──────── RECORDS TO PROCESS
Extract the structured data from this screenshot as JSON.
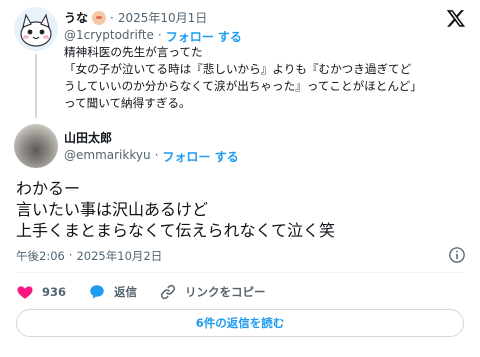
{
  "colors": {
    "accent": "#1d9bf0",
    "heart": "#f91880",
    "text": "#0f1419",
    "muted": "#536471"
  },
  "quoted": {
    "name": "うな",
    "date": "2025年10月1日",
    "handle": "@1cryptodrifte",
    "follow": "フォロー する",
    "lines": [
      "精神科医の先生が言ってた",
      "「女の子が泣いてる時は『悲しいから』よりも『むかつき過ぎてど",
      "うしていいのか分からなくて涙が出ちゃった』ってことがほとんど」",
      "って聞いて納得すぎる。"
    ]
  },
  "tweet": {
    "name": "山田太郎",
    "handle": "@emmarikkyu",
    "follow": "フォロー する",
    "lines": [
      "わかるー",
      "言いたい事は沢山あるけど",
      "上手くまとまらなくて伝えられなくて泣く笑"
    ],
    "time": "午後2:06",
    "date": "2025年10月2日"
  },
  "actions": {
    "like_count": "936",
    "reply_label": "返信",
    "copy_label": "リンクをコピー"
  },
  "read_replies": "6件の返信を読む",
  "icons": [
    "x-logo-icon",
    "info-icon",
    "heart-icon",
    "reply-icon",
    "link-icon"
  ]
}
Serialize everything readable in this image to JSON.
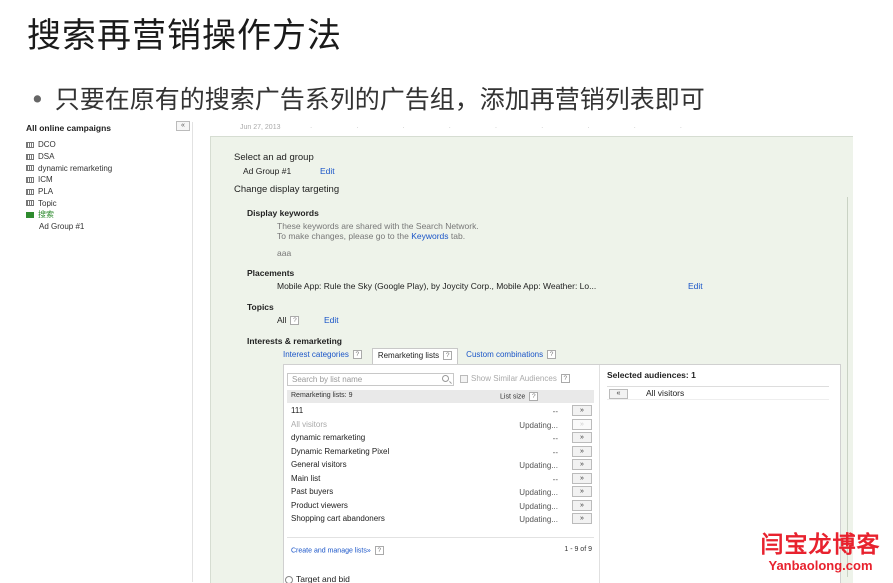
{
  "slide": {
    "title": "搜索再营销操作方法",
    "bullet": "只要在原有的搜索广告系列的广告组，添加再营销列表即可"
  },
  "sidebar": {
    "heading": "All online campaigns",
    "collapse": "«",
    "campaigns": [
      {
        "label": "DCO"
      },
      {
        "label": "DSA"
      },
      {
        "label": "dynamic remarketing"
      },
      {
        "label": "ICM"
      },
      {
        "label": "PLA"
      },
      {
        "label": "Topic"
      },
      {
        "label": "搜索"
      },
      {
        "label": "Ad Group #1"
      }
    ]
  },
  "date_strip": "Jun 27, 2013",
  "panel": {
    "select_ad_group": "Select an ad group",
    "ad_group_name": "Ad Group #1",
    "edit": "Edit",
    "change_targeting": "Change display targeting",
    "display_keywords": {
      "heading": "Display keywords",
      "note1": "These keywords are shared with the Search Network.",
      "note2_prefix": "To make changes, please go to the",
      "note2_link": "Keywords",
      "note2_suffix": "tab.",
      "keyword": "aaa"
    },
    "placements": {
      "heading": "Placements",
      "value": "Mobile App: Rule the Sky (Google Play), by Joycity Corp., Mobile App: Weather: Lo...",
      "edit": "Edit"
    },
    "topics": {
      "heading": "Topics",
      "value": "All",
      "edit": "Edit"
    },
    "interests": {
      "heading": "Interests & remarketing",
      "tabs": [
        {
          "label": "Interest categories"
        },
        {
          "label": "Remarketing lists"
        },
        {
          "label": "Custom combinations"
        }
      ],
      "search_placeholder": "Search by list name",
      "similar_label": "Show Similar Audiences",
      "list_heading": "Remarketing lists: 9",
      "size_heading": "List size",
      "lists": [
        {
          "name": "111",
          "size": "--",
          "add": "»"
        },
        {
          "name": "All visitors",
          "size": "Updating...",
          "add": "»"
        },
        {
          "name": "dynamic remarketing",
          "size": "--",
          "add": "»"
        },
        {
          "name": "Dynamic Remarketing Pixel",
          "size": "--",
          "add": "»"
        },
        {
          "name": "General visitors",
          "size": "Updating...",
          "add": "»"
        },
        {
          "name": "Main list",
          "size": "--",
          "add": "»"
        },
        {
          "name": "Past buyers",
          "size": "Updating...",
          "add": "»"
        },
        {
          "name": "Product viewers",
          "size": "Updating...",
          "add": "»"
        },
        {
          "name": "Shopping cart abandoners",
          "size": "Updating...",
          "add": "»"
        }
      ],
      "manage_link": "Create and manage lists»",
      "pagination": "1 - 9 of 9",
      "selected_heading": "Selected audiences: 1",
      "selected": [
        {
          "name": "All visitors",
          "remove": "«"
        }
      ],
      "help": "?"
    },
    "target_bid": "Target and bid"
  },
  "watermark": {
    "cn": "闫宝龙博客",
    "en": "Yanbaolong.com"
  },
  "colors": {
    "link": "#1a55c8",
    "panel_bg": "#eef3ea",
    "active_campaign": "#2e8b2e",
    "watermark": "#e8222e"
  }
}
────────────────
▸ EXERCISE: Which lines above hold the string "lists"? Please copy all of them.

▸ FINISHED EXERCISE:
          "label": "Remarketing lists"
      "list_heading": "Remarketing lists: 9",
      "lists": [
      "manage_link": "Create and manage lists»",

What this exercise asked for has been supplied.